To get from room 321 to the gyms (there are two) you take one walkway, go down two flights of stone stairs, turn right and right and right again, find yourself outside and go left and left and left again. Phew. After such an exercise you barely need the struggle of the wave machine – better to stay ‘home’ and do more stair climbing.
This is a gracious hotel, sand-coloured and deliberately minimal, with discreet signage and strategic local photographs as decoration.There is warmth, thanks to designers GA International, via the working fireplaces in the front lobby and in the sand-light library that beckons with a cleverly chosen selection of hard-back tomes of Morocco, Berber culture, the Medina and so much else.
A gal could while away many hours here, reading and so on. But the outside, a 30-acre oasis of mature palms and lush greenery, and two pools (one adult-only), and two clay tennis courts…. oh so much to do. In summer there is even a rooftop bar, and of course the spa.
You feel Marrakech today, in this hotel. This is not the claustrophobia and dark colours of yesteryear. This is space and creativity. I opened the big sliding door on to my very-private terrace this morning, before the sun came up, for a few stretches. Later, at dawn, I realised the sand colour of my marble floor and rug matches the ragged walls and leather headboard. I realised, too, what a real ‘soaking’ tub is: my bathtub is almost three feet deep.
You know you are in Marrakech, too, looking at the breakfast buffet in Solano. Red earthenware pots with tall conical lids hold, for instance, flat pancakes, to go with honey. Nearby is a stack of dates. You feel like singing at the array of fruits, including juiciest peaches the size of tennis balls.

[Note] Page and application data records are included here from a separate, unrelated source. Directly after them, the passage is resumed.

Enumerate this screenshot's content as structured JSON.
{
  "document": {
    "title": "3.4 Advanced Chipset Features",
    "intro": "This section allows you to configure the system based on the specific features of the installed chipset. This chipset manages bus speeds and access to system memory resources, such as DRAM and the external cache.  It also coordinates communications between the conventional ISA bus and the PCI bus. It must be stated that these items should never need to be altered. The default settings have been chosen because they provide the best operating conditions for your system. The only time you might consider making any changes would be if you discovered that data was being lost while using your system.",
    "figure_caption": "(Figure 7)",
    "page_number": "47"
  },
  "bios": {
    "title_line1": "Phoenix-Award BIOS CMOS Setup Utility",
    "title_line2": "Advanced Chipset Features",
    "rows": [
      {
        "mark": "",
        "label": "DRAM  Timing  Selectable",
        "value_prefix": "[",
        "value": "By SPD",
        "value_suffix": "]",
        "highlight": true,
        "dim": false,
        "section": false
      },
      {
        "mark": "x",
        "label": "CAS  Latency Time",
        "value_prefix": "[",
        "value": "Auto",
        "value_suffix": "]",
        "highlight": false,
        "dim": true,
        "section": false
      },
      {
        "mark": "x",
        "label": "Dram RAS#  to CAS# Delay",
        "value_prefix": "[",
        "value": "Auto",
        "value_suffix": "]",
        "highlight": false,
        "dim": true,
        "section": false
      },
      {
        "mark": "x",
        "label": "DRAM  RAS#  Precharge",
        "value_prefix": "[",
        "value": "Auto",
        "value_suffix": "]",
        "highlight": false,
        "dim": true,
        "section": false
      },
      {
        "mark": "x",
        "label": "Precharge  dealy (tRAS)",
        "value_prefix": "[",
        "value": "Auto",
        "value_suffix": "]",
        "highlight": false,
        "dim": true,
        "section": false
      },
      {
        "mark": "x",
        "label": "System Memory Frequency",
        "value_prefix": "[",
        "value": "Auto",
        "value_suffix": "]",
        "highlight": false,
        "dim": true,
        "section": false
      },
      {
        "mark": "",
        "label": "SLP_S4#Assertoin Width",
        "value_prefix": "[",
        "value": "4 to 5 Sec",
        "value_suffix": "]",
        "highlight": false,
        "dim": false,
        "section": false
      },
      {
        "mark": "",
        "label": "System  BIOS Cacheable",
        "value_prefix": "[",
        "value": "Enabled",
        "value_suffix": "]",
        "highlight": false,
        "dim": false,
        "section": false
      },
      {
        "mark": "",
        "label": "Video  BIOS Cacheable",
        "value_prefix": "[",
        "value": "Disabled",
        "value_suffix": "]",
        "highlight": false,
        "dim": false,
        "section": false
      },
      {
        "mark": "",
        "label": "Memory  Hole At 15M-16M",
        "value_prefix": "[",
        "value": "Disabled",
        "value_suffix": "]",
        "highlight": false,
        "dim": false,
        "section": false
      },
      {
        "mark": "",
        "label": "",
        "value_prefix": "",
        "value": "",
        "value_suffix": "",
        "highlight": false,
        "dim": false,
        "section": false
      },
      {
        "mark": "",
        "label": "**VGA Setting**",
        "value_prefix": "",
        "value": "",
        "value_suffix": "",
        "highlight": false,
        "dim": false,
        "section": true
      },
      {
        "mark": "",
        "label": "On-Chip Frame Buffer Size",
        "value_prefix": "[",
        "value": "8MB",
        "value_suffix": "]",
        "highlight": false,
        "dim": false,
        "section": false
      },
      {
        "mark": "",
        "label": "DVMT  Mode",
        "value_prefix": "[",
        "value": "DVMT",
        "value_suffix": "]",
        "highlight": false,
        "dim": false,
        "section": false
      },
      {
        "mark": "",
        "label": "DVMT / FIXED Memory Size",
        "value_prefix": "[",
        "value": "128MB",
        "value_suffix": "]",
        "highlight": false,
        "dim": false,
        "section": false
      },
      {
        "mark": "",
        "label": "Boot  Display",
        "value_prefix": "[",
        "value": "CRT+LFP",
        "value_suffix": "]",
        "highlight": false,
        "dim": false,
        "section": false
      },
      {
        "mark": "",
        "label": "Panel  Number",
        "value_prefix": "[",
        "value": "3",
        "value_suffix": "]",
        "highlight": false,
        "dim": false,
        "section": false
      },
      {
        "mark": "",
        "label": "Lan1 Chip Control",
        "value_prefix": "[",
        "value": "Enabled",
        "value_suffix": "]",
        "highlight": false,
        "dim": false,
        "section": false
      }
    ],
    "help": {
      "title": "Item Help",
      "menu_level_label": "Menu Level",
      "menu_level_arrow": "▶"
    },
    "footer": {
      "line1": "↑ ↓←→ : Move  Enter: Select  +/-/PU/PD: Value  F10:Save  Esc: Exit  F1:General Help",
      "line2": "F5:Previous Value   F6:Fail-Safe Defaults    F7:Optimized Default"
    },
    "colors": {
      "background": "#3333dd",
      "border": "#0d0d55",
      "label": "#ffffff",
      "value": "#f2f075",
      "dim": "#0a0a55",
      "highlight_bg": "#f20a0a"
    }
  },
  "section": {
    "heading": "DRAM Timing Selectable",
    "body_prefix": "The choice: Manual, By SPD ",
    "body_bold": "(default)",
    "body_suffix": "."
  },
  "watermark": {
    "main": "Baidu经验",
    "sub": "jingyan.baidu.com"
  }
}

Actually the hotel, like Marrakech, is full of music. It is run by Jean-Claude Wietzel, who as a young boy in Nice studied the piano for nine years at Nice Music Conservatory (since he also played golf and tennis, and ran, and kicked balls around and windsurfed and skied, one wonders how he had time to study proper things). He still loves to play, but he needs a piano.
And how about the chef! Christophe Gillino, another Frenchman – from Aix en Provence, this time – works professionally as Chris Milano. He is under contract to EMI as a composer, though he does sometime sing, too.
His last album, Sounds from the Desert, inspired by Oriental music he had heard during previous years at the stoves in Four Seasons Hotel Cairo Nile Plaza, was released this June 16th, the very day of the opening of Four Seasons Hotel Marrakech.
Composing music is really not so different from working on menus and creating dishes, Chris says. He wants to indulge the senses. When you get the balance right, the results can be captivating. Look what he does with a beef tartare. As the car pulled away, on departure, I realised there was only one thing missing. That piano.